But I caught myself looking at how they were consuming. At times, I would pick up on their bottled drinks, their packaged food… and then focus back on the narrative.

I strongly believe in culture’s socialising force (especially cinema) – the idea that we take our cues from the movies we consume and learn from them. We analyse the characters’ body language, their attitudes to the opposite gender, their reaction to bad news etc and embed those behaviours in our own. I remember when I began reading up on feminism I would watch a film and sometimes red flags would start waving in my brain (“so he’s saying her worth only lies in her physical appearance??”).  I would be extracting myself from the storyline momentarily in order to privately process the implied messages within movies or series.

In a way, it’s such a shame this happens. I wish I could go back to a time when I would watch a film and enjoy it for what it was – a story. Now, I can’t help but split my consciousness in two, watch a movie with one part, and let the other part sleep until it hears something it doesn’t like (“Hey, what was that? Huh? No way. I’m going to store this for later and be really angry about this”).

Anyway, this was probably my favourite scene in the whole series. I love Bill. But notice the individually wrapped cheese slices? The packaged bread and mustard? I kinda wish I didn’t.

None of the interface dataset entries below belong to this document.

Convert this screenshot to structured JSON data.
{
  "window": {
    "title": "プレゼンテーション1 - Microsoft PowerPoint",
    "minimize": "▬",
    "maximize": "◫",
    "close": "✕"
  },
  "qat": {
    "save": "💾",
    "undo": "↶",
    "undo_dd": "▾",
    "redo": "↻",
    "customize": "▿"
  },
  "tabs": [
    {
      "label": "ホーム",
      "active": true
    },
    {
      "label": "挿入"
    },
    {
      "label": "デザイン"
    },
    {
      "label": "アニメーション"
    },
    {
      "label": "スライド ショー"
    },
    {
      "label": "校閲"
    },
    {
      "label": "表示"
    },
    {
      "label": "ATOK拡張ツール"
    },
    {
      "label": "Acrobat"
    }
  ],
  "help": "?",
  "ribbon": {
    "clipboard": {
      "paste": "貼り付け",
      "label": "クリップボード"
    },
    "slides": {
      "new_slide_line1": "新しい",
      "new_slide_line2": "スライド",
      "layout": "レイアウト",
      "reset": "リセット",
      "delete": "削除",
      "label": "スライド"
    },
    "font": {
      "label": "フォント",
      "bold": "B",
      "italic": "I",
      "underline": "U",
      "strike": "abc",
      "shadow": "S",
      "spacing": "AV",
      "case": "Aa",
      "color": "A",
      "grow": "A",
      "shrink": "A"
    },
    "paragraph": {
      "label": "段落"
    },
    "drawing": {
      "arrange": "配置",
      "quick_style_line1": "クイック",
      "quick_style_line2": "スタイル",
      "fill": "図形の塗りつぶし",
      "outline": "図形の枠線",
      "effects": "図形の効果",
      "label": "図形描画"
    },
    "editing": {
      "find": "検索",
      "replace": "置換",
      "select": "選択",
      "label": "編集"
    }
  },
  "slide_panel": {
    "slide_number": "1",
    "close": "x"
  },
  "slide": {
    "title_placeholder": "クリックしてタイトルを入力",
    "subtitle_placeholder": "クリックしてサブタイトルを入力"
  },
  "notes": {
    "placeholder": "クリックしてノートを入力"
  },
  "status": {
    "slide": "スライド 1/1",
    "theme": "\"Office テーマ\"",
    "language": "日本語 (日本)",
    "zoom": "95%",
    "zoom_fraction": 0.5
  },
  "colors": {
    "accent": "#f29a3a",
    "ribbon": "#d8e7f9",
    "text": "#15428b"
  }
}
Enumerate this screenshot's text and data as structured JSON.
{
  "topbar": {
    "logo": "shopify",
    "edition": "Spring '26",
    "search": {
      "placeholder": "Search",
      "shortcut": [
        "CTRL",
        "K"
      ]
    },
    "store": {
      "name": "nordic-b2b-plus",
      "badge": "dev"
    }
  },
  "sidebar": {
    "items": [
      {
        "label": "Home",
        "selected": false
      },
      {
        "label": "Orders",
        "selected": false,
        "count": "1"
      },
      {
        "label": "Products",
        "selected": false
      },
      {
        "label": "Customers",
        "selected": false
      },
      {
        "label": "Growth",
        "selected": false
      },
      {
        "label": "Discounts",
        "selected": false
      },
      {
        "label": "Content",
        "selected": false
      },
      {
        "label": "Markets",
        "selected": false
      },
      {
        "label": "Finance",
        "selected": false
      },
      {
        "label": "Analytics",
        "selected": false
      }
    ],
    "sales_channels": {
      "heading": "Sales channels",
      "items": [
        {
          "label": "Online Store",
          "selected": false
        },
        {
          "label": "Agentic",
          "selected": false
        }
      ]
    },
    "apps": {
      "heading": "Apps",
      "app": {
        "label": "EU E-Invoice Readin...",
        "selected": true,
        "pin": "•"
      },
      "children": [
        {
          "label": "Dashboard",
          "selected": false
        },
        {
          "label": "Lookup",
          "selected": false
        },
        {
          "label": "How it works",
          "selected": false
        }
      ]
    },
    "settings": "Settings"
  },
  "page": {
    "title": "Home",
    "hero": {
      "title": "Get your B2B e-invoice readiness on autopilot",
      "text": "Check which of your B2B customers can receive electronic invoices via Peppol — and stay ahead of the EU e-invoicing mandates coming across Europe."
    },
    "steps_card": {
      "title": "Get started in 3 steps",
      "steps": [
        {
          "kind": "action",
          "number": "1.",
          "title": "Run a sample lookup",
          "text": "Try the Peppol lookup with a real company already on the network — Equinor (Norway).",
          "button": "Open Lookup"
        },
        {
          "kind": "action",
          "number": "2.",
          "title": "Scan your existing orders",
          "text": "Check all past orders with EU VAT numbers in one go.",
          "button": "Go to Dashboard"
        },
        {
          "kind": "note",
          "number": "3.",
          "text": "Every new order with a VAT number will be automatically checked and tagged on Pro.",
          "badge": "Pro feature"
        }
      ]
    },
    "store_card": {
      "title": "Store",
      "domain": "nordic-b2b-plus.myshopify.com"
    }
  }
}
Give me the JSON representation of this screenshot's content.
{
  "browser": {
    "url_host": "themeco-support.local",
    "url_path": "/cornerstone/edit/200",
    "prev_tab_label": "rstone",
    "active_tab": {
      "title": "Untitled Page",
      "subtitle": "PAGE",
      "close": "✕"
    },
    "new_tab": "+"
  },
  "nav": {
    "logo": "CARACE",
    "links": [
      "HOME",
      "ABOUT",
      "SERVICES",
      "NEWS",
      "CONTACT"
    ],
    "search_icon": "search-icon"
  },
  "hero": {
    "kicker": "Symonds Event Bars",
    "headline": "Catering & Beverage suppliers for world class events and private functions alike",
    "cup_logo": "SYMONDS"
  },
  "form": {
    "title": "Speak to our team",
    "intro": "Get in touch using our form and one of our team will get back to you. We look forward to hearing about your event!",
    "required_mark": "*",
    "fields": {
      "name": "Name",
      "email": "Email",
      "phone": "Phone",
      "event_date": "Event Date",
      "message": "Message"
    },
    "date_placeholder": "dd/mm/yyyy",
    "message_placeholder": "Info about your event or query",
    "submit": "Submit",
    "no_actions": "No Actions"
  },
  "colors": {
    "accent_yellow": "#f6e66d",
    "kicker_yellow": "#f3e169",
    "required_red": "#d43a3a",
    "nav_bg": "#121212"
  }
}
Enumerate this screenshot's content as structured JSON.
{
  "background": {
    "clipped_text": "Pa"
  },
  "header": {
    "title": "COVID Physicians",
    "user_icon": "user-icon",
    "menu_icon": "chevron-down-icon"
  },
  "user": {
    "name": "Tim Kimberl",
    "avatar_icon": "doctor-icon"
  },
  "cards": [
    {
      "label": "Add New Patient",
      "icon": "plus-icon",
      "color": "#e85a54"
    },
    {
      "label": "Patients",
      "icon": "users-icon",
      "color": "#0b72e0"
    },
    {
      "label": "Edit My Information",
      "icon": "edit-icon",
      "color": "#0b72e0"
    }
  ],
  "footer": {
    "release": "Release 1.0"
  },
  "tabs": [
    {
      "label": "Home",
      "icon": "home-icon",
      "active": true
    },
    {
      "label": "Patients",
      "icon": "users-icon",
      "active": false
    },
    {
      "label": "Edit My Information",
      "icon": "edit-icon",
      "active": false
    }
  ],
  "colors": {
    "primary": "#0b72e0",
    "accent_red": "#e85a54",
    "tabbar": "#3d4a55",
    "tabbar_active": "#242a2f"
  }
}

Plus, this was filmed over 15 years ago. Me noticing these things isn’t going to change the world. But could we have a movie where there is a zero-waster character? What would that mean? How would that change people’s perceptions of this lifestyle? Of their own?